Anyway, I appreciate your blog (though I disagree that season 1 is better than season 2). In it's first three seasons, the best episodes were both suspenseful and creepy (season 1, especially, had some cliffhangers and plot twists that were really unsettling, at least the first time through). CTU was also a small underfunded government agency (according to George Mason), and did not have sci-fi like resources available to it.

The show could also bring you to the brink of crying, though. Anytime in the first three years when anyone was saying a final goodbye to someone before sacrificing himself they really sold it. Especially: Jack flying the plane while on the phone with Kim, in #2; George Mason seeing his son for the last time, and also trying to walk out of CTU with dignity; or when Kyle was in quarantine and talking to his parents. Those were tough scenes.

I feel like I should have felt something like those made me feel when Jack was opening up to his father while awaiting execution. I felt neither that Jack was really pouring his heart out, nor that he was buying time until he could get the drop on him. That, as well as the sheer preposterousness of the notion that Jack's father would execute him, disappointed me.

Maybe for Day 7, Jack should be working for the family business (whatever it is) and have no contact with CTU. Maybe he shouldn't even be battling terrorists; maybe he's rescuing people stuck in a natural disaster. He did solve a mystery in season 1. It'd be nice to see something clever again.

modifoo said...

Can anyone please enlighten me as to what Jack`s father's motivation was for trying to kill Jack?

I know - protecting his big thing, that he's been working for his whole life. But then he shouldn't have let go of his daughter-in-law as she and her son both know that he is bad.

Awful script-writing, this time...

Anonymous said...
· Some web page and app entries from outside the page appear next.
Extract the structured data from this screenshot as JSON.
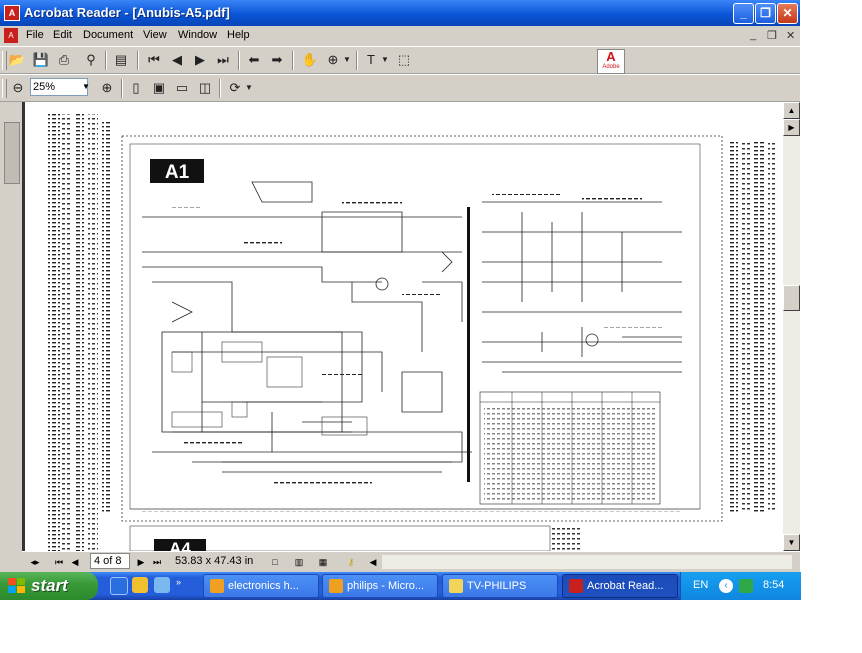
{
  "window": {
    "title": "Acrobat Reader - [Anubis-A5.pdf]"
  },
  "menu": [
    "File",
    "Edit",
    "Document",
    "View",
    "Window",
    "Help"
  ],
  "toolbar": {
    "zoom_value": "25%"
  },
  "adobe_logo": {
    "letter": "A",
    "text": "Adobe"
  },
  "document": {
    "block_label": "A1",
    "next_block_label": "A4"
  },
  "status": {
    "page": "4 of 8",
    "page_size": "53.83 x 47.43 in"
  },
  "taskbar": {
    "start_label": "start",
    "tasks": [
      {
        "label": "electronics h...",
        "icon_color": "#f0a020"
      },
      {
        "label": "philips - Micro...",
        "icon_color": "#f0a020"
      },
      {
        "label": "TV-PHILIPS",
        "icon_color": "#f2d45a"
      },
      {
        "label": "Acrobat Read...",
        "icon_color": "#c8201c"
      }
    ],
    "language": "EN",
    "time": "8:54"
  },
  "colors": {
    "title_bar": "#0a55d6",
    "taskbar": "#245edb",
    "start_button": "#3a9a3a",
    "tray": "#0f86e0"
  }
}
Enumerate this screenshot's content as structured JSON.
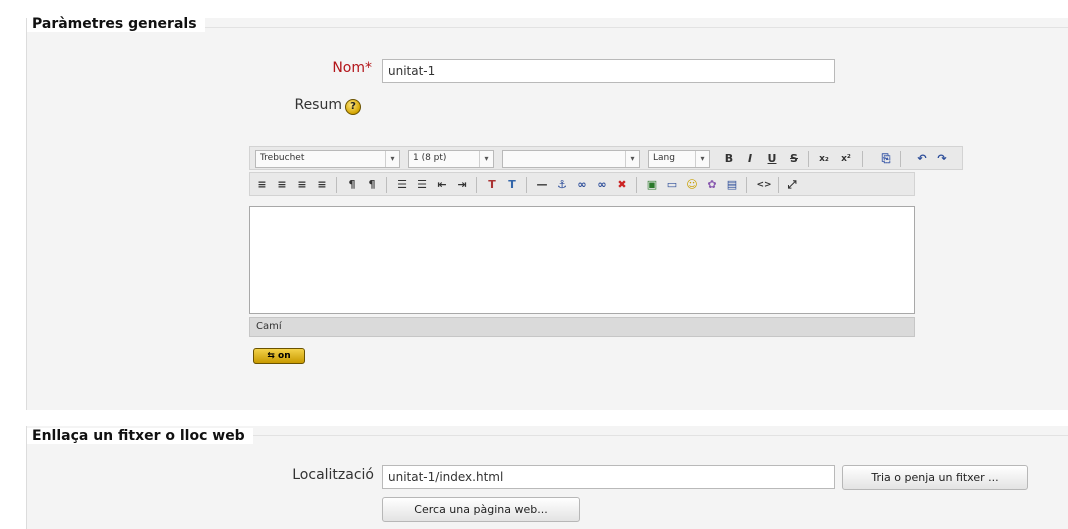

Come to England, folks, and you'll be appreciating 24 rather than dishing out what you'd have a hard time improving. Actually, hang on, stay home--you can do it just as well there.